→ Task to complete:
From the records that follow, copy every line that contains the word "Design".

→ Data provided:
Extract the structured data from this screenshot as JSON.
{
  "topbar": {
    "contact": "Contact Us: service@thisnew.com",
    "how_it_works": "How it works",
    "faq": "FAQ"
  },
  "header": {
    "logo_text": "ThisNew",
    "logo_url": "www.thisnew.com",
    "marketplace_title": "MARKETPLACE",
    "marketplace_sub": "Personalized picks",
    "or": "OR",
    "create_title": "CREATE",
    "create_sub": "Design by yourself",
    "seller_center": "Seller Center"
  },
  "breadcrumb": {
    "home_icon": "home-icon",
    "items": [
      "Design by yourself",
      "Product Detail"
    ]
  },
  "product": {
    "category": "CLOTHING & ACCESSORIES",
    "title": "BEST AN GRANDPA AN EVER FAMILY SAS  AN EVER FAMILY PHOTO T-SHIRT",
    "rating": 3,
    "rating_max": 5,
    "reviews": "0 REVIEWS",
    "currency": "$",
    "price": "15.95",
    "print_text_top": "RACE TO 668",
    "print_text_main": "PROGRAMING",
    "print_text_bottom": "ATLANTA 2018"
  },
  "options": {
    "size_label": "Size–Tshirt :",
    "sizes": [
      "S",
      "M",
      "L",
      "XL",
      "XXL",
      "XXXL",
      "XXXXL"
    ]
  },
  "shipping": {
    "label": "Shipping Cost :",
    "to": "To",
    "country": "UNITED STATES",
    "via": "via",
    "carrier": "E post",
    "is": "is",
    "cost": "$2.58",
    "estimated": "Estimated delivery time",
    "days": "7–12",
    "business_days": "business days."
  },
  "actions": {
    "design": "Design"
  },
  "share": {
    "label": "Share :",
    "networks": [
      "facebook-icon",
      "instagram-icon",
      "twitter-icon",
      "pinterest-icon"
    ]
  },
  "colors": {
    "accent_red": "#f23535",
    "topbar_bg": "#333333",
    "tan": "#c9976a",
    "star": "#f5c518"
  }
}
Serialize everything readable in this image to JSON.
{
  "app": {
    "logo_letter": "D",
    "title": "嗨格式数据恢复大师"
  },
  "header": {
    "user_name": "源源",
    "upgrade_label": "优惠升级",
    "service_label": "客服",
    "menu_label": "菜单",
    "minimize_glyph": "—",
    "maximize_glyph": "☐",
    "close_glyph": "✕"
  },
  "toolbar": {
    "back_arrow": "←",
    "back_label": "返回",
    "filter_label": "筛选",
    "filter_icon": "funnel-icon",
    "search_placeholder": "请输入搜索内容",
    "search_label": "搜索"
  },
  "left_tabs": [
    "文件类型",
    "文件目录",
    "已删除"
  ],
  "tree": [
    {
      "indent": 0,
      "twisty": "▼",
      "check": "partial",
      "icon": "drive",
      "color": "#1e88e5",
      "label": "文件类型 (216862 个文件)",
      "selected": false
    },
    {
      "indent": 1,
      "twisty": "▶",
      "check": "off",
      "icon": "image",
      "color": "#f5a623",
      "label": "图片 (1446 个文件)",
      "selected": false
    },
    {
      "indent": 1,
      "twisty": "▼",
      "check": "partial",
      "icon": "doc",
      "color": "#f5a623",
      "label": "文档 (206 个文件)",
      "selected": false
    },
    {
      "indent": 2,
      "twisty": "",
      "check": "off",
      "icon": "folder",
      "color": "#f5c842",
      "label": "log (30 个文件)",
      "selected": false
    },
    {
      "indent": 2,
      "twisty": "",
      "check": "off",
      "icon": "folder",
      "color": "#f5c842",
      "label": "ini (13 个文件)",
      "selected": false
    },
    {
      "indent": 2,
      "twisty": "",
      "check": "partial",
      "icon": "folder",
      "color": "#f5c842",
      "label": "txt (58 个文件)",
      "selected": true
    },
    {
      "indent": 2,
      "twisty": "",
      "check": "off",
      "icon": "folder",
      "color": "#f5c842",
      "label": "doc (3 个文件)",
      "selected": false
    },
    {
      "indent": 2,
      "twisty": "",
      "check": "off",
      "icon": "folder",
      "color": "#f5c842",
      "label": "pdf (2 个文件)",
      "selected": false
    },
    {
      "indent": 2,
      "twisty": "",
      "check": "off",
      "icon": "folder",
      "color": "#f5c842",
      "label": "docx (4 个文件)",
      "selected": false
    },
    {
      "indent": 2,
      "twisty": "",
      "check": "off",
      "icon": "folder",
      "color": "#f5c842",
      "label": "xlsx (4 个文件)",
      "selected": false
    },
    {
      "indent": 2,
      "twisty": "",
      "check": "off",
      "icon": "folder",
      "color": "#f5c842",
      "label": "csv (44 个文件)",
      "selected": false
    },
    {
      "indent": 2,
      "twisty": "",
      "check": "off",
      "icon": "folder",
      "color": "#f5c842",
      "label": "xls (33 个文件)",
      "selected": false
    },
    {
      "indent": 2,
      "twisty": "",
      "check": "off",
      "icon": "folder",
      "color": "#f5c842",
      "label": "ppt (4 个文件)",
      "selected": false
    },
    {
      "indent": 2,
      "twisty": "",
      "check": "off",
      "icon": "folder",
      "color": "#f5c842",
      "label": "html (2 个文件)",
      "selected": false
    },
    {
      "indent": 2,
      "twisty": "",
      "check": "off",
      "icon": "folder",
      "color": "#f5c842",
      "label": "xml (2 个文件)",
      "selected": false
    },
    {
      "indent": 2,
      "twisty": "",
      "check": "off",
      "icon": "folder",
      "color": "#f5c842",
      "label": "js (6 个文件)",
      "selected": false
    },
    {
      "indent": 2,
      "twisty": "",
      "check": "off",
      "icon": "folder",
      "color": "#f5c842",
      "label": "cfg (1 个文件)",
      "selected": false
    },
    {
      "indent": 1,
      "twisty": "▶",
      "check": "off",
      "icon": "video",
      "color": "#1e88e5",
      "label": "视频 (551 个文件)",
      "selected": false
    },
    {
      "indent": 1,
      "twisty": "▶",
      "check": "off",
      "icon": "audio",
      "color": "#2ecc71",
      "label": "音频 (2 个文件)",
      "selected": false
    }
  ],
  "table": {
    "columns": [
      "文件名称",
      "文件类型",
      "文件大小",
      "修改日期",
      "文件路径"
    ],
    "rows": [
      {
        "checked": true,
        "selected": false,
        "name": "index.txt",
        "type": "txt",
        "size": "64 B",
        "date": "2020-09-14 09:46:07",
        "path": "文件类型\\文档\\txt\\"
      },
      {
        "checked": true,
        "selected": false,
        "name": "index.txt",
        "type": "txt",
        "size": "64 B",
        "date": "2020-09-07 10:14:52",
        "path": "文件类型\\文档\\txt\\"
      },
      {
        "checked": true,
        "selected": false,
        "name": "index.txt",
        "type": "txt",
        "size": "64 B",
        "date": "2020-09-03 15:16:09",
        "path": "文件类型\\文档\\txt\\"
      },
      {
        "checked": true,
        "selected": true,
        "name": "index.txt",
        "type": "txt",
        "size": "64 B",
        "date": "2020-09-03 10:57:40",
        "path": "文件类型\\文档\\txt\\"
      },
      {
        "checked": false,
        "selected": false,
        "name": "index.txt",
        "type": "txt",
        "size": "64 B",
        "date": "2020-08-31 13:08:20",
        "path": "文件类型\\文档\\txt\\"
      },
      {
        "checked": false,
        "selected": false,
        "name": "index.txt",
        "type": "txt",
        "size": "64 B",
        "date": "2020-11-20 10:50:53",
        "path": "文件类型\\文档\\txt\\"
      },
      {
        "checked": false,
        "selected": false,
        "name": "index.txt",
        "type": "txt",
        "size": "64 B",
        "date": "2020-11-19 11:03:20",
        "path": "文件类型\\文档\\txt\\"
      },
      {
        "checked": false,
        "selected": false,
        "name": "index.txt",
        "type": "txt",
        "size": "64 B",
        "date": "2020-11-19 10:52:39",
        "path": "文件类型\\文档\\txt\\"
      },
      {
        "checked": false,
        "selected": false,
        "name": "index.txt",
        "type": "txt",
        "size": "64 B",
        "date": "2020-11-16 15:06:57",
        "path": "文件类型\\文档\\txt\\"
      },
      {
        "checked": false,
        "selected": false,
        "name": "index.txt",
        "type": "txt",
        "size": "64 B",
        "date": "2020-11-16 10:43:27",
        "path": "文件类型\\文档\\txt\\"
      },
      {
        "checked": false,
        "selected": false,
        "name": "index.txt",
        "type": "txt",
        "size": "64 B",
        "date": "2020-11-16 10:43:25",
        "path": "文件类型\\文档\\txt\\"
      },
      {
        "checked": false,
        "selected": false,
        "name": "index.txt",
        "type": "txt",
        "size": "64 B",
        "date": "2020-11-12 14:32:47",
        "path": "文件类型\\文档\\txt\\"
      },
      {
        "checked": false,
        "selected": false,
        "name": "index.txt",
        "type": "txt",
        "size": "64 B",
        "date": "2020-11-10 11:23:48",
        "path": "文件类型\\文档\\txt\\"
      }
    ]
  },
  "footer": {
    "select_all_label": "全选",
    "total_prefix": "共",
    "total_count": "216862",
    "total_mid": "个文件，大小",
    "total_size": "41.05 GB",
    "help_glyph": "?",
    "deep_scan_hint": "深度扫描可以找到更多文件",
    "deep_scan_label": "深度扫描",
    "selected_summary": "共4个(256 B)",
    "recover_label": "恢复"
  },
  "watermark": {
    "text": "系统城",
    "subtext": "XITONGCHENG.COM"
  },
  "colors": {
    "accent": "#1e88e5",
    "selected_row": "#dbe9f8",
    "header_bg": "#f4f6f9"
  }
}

→ Solution to this problem:
    "create_sub": "Design by yourself",
      "Design by yourself",
    "design": "Design"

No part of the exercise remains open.